All formal complaints will be investigated within a reasonable length of time after the complaint has been made, normally within 60 days. Once a decision is made, respondents may appeal. Appeals must be in writing and submitted within 30 days of notification of the decision. Individuals who have been found to have violated Caltech’s policy on sexual violence or unlawful harassment may be subject to disciplinary action.

What is retaliation, and what do I do if I feel like I am being retaliated against for coming forward?

Retaliation is any overt or covert acts of reprisal, interference, discrimination, intimidation, or harassment against an individual or group for coming forward to report or discuss a Title IX issue. Retaliation is strictly prohibited, and the Institute takes steps to prevent as well as promptly and appropriately stop any acts of retaliation. If you feel like you may be the target of retaliation, please report your concern immediately.

Can I talk to a confidential resource?

Yes! Caltech has three options for talking with someone confidentially about Title IX or other concerns. These include the Counseling Center (626-395-8331) and the designated staff in the Caltech Center for Diversity (626-395-8108 or 626-395-3221). Talking to a confidential resource does not constitute a report to the Institute and will be kept private. If a victim speaks with a mental-health professional or other confidential resource and requests confidentiality, Caltech will be unable to conduct an investigation into the particular incident or pursue disciplinary action against the alleged perpetrator.

Confidential resources can assist you in receiving necessary protection and support, such as victim advocacy, academic support or accommodations, disability, health or mental health services, and changes to living, working or course schedules. If you at first request confidentiality, but later decide to file a complaint with Caltech and/or report the incident to law enforcement, you can always make that decision, and the confidential resources will help you to file a complaint if you would like.

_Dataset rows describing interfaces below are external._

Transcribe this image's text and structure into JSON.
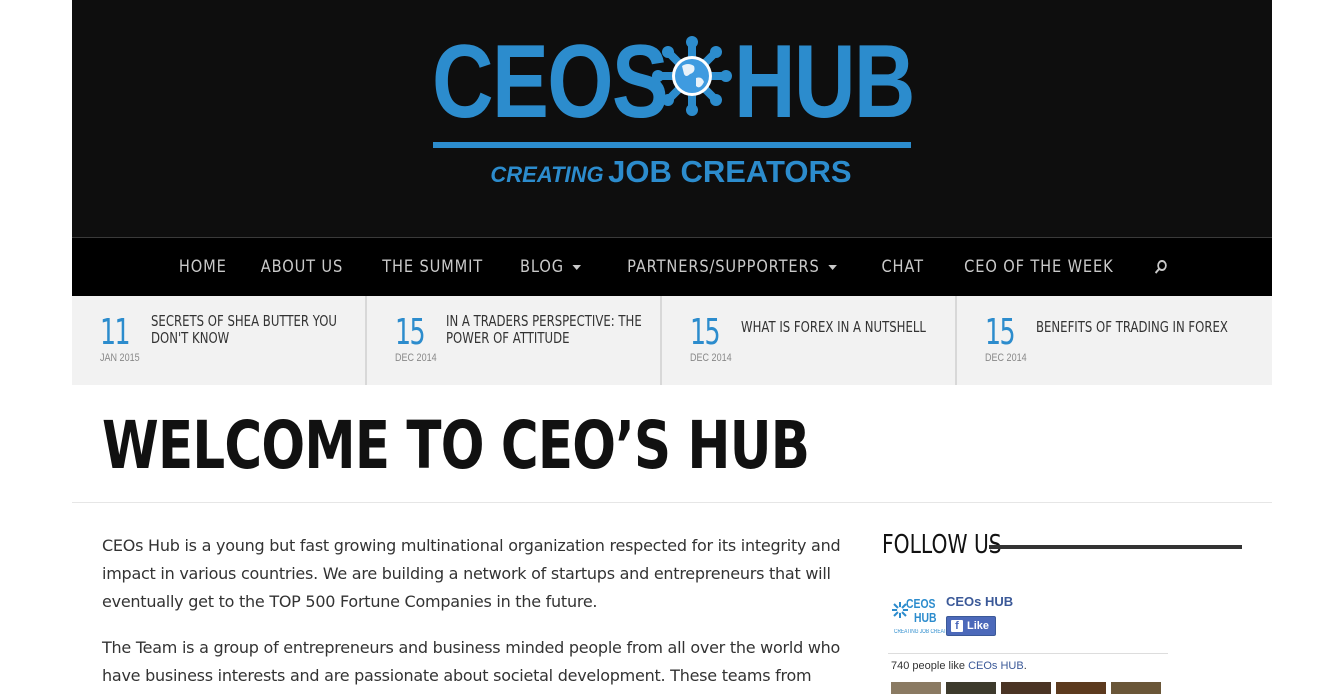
{
  "brand": {
    "logo_left": "CEOS",
    "logo_right": "HUB",
    "tagline_small": "CREATING",
    "tagline_big": "JOB CREATORS",
    "accent_color": "#2c8ccd"
  },
  "nav": {
    "items": [
      {
        "label": "HOME",
        "has_dropdown": false
      },
      {
        "label": "ABOUT US",
        "has_dropdown": false
      },
      {
        "label": "THE SUMMIT",
        "has_dropdown": false
      },
      {
        "label": "BLOG",
        "has_dropdown": true
      },
      {
        "label": "PARTNERS/SUPPORTERS",
        "has_dropdown": true
      },
      {
        "label": "CHAT",
        "has_dropdown": false
      },
      {
        "label": "CEO OF THE WEEK",
        "has_dropdown": false
      }
    ],
    "search_icon": "search-icon"
  },
  "ticker": [
    {
      "day": "11",
      "month": "JAN 2015",
      "title": "SECRETS OF SHEA BUTTER YOU DON'T KNOW"
    },
    {
      "day": "15",
      "month": "DEC 2014",
      "title": "IN A TRADERS PERSPECTIVE: THE POWER OF ATTITUDE"
    },
    {
      "day": "15",
      "month": "DEC 2014",
      "title": "WHAT IS FOREX IN A NUTSHELL"
    },
    {
      "day": "15",
      "month": "DEC 2014",
      "title": "BENEFITS OF TRADING IN FOREX"
    }
  ],
  "page": {
    "title": "WELCOME TO CEO’S HUB",
    "paragraphs": [
      "CEOs Hub is a young but fast growing multinational organization respected for its integrity and impact in various countries. We are building a network of startups and entrepreneurs that will eventually get to the TOP 500 Fortune Companies in the future.",
      "The Team is a group of entrepreneurs and business minded people from all over the world who have business interests and are passionate about societal development. These teams from"
    ]
  },
  "sidebar": {
    "follow_heading": "FOLLOW US",
    "facebook": {
      "logo_line1": "CEOS",
      "logo_line2": "HUB",
      "logo_line3": "CREATING JOB CREATORS",
      "page_name": "CEOs HUB",
      "like_label": "Like",
      "count_text": "740 people like",
      "count_link": "CEOs HUB",
      "count_suffix": "."
    }
  }
}
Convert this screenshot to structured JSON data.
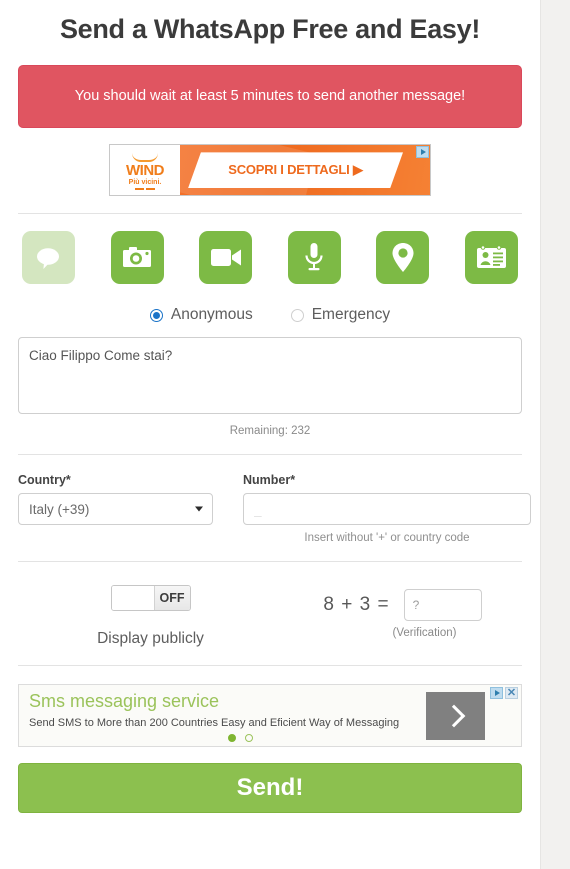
{
  "page": {
    "title": "Send a WhatsApp Free and Easy!"
  },
  "alert": {
    "text": "You should wait at least 5 minutes to send another message!",
    "color": "#e05561"
  },
  "ad_top": {
    "brand": "WIND",
    "brand_tagline": "Più vicini.",
    "cta": "SCOPRI I DETTAGLI ▶",
    "adchoices_icon": "adchoices-icon"
  },
  "media_icons": [
    {
      "name": "chat-icon",
      "label": "Text message",
      "active": false
    },
    {
      "name": "camera-icon",
      "label": "Photo",
      "active": true
    },
    {
      "name": "video-icon",
      "label": "Video",
      "active": true
    },
    {
      "name": "microphone-icon",
      "label": "Audio",
      "active": true
    },
    {
      "name": "location-pin-icon",
      "label": "Location",
      "active": true
    },
    {
      "name": "contact-card-icon",
      "label": "Contact",
      "active": true
    }
  ],
  "mode": {
    "options": [
      {
        "label": "Anonymous",
        "selected": true
      },
      {
        "label": "Emergency",
        "selected": false
      }
    ]
  },
  "message": {
    "value": "Ciao Filippo Come stai?",
    "remaining_label": "Remaining: 232"
  },
  "country": {
    "label": "Country*",
    "selected": "Italy (+39)"
  },
  "number": {
    "label": "Number*",
    "placeholder": "_",
    "value": "",
    "hint": "Insert without '+' or country code"
  },
  "display_publicly": {
    "state_label": "OFF",
    "caption": "Display publicly"
  },
  "verification": {
    "question": "8 + 3 =",
    "placeholder": "?",
    "value": "",
    "caption": "(Verification)"
  },
  "ad_bottom": {
    "title": "Sms messaging service",
    "subtitle": "Send SMS to More than 200 Countries Easy and Eficient Way of Messaging",
    "arrow_icon": "chevron-right-icon",
    "adchoices_icon": "adchoices-icon",
    "close_icon": "close-icon"
  },
  "send": {
    "label": "Send!",
    "color": "#8cc04f"
  }
}
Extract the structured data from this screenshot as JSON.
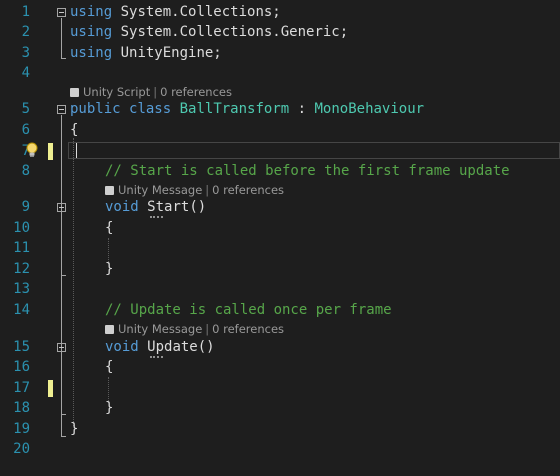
{
  "editor": {
    "line_numbers": [
      "1",
      "2",
      "3",
      "4",
      "5",
      "6",
      "7",
      "8",
      "9",
      "10",
      "11",
      "12",
      "13",
      "14",
      "15",
      "16",
      "17",
      "18",
      "19",
      "20"
    ],
    "lines": {
      "l1_kw": "using",
      "l1_ns": "System.Collections;",
      "l2_kw": "using",
      "l2_ns": "System.Collections.Generic;",
      "l3_kw": "using",
      "l3_ns": "UnityEngine;",
      "l5_public": "public",
      "l5_class": "class",
      "l5_name": "BallTransform",
      "l5_colon": ":",
      "l5_base": "MonoBehaviour",
      "l6_brace": "{",
      "l8_comment": "// Start is called before the first frame update",
      "l9_void": "void",
      "l9_method": "Start",
      "l9_parens": "()",
      "l10_brace": "{",
      "l12_brace": "}",
      "l14_comment": "// Update is called once per frame",
      "l15_void": "void",
      "l15_method": "Update",
      "l15_parens": "()",
      "l16_brace": "{",
      "l18_brace": "}",
      "l19_brace": "}"
    },
    "codelens": {
      "class_kind": "Unity Script",
      "class_refs": "0 references",
      "start_kind": "Unity Message",
      "start_refs": "0 references",
      "update_kind": "Unity Message",
      "update_refs": "0 references",
      "separator": "|"
    },
    "colors": {
      "background": "#1e1e1e",
      "line_number": "#2b91af",
      "keyword": "#569cd6",
      "type": "#4ec9b0",
      "comment": "#57a64a",
      "text": "#dcdcdc",
      "change_marker": "#efef91"
    },
    "icons": [
      "lightbulb-icon",
      "cube-icon",
      "collapse-icon"
    ]
  }
}
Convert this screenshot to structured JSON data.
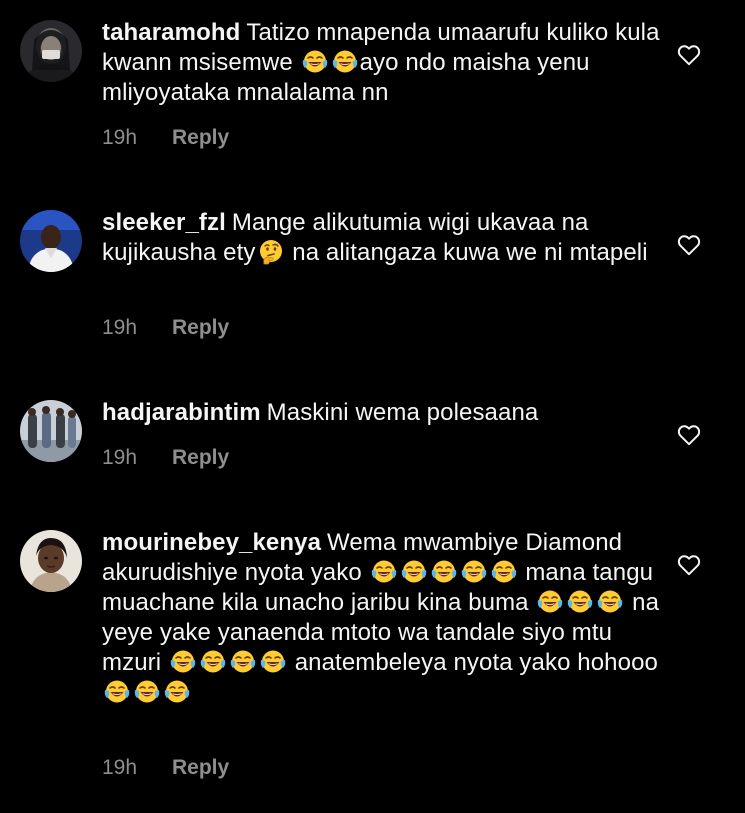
{
  "comments": [
    {
      "username": "taharamohd",
      "segments": [
        {
          "t": "Tatizo mnapenda umaarufu kuliko kula kwann msisemwe "
        },
        {
          "e": "face-with-tears-of-joy-emoji"
        },
        {
          "e": "face-with-tears-of-joy-emoji"
        },
        {
          "t": "ayo ndo maisha yenu mliyoyataka  mnalalama nn"
        }
      ],
      "time": "19h",
      "reply": "Reply",
      "like_icon": "heart-icon"
    },
    {
      "username": "sleeker_fzl",
      "segments": [
        {
          "t": "Mange alikutumia wigi ukavaa na kujikausha ety"
        },
        {
          "e": "thinking-face-emoji"
        },
        {
          "t": " na alitangaza kuwa we ni mtapeli"
        }
      ],
      "time": "19h",
      "reply": "Reply",
      "like_icon": "heart-icon"
    },
    {
      "username": "hadjarabintim",
      "segments": [
        {
          "t": "Maskini wema polesaana"
        }
      ],
      "time": "19h",
      "reply": "Reply",
      "like_icon": "heart-icon"
    },
    {
      "username": "mourinebey_kenya",
      "segments": [
        {
          "t": "Wema mwambiye Diamond akurudishiye nyota yako "
        },
        {
          "e": "face-with-tears-of-joy-emoji"
        },
        {
          "e": "face-with-tears-of-joy-emoji"
        },
        {
          "e": "face-with-tears-of-joy-emoji"
        },
        {
          "e": "face-with-tears-of-joy-emoji"
        },
        {
          "e": "face-with-tears-of-joy-emoji"
        },
        {
          "t": " mana tangu muachane kila unacho jaribu kina buma "
        },
        {
          "e": "face-with-tears-of-joy-emoji"
        },
        {
          "e": "face-with-tears-of-joy-emoji"
        },
        {
          "e": "face-with-tears-of-joy-emoji"
        },
        {
          "t": " na yeye yake yanaenda mtoto wa tandale siyo mtu mzuri "
        },
        {
          "e": "face-with-tears-of-joy-emoji"
        },
        {
          "e": "face-with-tears-of-joy-emoji"
        },
        {
          "e": "face-with-tears-of-joy-emoji"
        },
        {
          "e": "face-with-tears-of-joy-emoji"
        },
        {
          "t": " anatembeleya nyota yako hohooo "
        },
        {
          "e": "face-with-tears-of-joy-emoji"
        },
        {
          "e": "face-with-tears-of-joy-emoji"
        },
        {
          "e": "face-with-tears-of-joy-emoji"
        }
      ],
      "time": "19h",
      "reply": "Reply",
      "like_icon": "heart-icon"
    }
  ],
  "colors": {
    "background": "#000000",
    "text": "#f5f5f5",
    "secondary_text": "#8e8e8e"
  }
}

What will my friends, family, and advisor be told?

Except in rare cases (such as a health or safety emergency), Caltech will not give information to your friends or family. Anyone who participates in an investigation will be asked to respect the privacy of all parties involved. Caltech will share information only with individuals within Caltech on a need-to-know basis and as required by law. For example, your advisor or others at Caltech may be notified of accommodation or disciplinary action, and the complainant will be notified of sanctions consistent with the law.

What will happen to me if I was intoxicated during the incident I am reporting?

Caltech has a Good Samaritan policy, which states that intoxication requiring medical attention is considered a health issue. Therefore the primary Institute response is a medical one, not a disciplinary one. Student safety and support are our primary concerns. You may report Unlawful Harassment or violence if you were intoxicated, and you will not be disciplined for the alcohol, even if you are under age.

Is watching pornography a Title IX issue?

As outlined in the Unlawful Harassment Policy, behaviors that may constitute sexual harassment include "downloading, viewing and/or sharing pornography." Pornography is inappropriate for academic and workplace settings including house, library and other public computers and/or spaces. However, what people view in the privacy of their residential space and on their own computers is an individual choice and, as long as it is not creating a hostile environment for others, is not a Title IX issue.

Is there a policy on Teaching Assistants dating students?

It is not appropriate for a teaching assistant to date, or have a formative relationship, with a student in the class. If this is a concern, it is best if you have an individual conversation with one of the instructors or an undergraduate or graduate dean. They can help the TA move to another section or assign them to a different TA position. Students will not be prevented from serving as a TA because of a previous conflict with the TA dating policy.